Working data
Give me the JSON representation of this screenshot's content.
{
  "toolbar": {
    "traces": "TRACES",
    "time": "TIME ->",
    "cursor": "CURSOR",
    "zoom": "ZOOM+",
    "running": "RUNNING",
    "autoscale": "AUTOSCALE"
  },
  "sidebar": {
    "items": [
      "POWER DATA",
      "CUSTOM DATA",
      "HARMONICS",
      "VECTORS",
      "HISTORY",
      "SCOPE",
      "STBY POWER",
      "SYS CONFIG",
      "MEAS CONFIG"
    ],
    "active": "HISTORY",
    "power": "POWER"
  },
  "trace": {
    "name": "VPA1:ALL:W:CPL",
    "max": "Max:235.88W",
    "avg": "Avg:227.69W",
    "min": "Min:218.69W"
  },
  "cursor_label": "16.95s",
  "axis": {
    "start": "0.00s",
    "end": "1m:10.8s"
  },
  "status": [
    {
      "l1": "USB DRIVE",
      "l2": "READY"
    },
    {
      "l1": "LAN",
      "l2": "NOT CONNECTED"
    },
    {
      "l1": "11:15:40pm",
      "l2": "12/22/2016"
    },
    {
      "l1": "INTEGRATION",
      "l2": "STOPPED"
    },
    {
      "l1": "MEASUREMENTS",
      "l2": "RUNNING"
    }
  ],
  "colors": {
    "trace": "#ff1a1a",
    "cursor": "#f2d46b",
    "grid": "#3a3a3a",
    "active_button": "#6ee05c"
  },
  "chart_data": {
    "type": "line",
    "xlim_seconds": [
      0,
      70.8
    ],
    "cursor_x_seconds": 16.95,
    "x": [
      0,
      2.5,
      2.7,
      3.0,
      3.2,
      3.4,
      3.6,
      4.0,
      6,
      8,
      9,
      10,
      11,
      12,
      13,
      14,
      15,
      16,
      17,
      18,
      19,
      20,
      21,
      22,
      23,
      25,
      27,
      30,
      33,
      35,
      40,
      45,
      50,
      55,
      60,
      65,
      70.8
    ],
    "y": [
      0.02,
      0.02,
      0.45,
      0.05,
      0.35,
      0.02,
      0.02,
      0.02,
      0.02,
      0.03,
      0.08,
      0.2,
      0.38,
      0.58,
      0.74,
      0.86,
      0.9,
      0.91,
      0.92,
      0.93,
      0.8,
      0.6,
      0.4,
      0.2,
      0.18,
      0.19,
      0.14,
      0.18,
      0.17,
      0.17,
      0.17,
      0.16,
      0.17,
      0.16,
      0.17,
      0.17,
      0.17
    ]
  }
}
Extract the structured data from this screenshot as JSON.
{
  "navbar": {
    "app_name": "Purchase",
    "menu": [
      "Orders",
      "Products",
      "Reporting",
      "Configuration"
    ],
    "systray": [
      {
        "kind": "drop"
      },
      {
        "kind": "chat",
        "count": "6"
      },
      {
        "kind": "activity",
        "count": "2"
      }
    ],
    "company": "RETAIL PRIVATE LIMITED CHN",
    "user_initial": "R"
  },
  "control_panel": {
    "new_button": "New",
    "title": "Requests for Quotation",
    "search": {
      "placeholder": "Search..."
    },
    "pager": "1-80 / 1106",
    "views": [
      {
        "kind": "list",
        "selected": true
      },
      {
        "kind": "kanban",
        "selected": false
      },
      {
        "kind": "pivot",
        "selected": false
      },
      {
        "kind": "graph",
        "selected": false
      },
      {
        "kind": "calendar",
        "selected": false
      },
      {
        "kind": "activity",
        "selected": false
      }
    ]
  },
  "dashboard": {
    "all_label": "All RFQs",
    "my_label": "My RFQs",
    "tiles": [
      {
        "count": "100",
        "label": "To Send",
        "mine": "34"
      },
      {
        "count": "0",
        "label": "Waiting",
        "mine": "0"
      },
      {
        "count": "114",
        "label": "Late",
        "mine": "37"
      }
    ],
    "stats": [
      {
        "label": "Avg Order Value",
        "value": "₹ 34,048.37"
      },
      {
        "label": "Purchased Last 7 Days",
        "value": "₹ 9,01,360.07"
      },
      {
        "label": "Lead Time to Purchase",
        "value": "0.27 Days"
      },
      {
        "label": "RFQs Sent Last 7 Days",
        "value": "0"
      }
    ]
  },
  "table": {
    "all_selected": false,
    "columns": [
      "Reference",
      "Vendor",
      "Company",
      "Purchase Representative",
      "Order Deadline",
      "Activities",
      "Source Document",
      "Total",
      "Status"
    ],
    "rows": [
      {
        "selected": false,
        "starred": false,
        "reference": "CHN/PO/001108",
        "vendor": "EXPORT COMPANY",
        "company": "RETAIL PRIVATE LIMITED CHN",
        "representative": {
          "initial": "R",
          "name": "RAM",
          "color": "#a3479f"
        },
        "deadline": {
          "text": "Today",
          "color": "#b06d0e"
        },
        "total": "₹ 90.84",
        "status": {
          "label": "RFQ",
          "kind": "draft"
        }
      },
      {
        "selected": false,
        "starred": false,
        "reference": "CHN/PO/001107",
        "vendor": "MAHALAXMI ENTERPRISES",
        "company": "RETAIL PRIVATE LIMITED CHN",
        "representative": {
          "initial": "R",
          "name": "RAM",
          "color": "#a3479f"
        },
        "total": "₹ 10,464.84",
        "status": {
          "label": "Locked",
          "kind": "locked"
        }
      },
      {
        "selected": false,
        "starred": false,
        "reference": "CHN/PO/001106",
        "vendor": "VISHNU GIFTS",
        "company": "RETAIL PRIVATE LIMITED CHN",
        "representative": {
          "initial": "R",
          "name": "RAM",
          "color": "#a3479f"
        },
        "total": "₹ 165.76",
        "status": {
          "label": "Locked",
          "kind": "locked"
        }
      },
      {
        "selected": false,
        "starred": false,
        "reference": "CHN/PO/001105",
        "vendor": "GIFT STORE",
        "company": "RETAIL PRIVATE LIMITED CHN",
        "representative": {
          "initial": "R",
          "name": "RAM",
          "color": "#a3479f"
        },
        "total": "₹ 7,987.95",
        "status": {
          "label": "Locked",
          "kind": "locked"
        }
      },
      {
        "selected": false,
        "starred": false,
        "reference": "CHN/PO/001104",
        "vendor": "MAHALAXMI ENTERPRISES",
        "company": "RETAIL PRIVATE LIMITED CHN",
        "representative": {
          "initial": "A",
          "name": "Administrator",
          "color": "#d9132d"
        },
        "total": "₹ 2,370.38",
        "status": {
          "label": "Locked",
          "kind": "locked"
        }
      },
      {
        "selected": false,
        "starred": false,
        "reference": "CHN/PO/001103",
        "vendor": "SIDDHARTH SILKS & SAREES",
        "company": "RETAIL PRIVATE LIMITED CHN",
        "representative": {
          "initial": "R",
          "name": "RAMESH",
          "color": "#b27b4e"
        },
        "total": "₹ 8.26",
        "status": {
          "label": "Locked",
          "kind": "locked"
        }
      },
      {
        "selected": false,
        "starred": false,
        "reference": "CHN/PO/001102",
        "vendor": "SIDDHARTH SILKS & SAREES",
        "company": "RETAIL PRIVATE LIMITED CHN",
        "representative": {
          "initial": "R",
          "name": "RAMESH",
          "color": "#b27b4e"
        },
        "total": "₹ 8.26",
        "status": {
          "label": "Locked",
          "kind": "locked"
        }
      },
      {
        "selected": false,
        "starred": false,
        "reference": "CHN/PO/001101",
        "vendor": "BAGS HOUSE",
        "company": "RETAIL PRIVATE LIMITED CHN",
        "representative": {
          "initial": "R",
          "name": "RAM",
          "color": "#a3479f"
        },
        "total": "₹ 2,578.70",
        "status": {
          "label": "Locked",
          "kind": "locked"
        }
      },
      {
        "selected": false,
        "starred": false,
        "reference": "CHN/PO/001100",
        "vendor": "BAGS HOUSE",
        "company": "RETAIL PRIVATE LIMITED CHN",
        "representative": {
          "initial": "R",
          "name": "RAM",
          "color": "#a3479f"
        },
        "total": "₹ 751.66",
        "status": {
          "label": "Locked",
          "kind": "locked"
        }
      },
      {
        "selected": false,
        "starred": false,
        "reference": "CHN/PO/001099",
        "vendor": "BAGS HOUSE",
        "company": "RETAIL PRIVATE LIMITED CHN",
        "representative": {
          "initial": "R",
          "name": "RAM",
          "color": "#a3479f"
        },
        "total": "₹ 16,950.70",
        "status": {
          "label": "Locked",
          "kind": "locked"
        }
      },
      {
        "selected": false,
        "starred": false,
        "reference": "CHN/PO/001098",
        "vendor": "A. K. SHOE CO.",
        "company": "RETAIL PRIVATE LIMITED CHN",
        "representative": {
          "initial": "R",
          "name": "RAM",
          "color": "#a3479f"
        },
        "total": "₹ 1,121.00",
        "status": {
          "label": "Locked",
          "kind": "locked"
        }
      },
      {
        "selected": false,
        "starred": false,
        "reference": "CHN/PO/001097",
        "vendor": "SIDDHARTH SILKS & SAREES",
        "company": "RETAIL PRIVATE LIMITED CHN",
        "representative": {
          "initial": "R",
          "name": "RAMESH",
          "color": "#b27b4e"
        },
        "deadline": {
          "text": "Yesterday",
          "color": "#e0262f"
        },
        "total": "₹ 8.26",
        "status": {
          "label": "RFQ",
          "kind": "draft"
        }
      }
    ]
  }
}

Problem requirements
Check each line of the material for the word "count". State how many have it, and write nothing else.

Answer to the exercise
5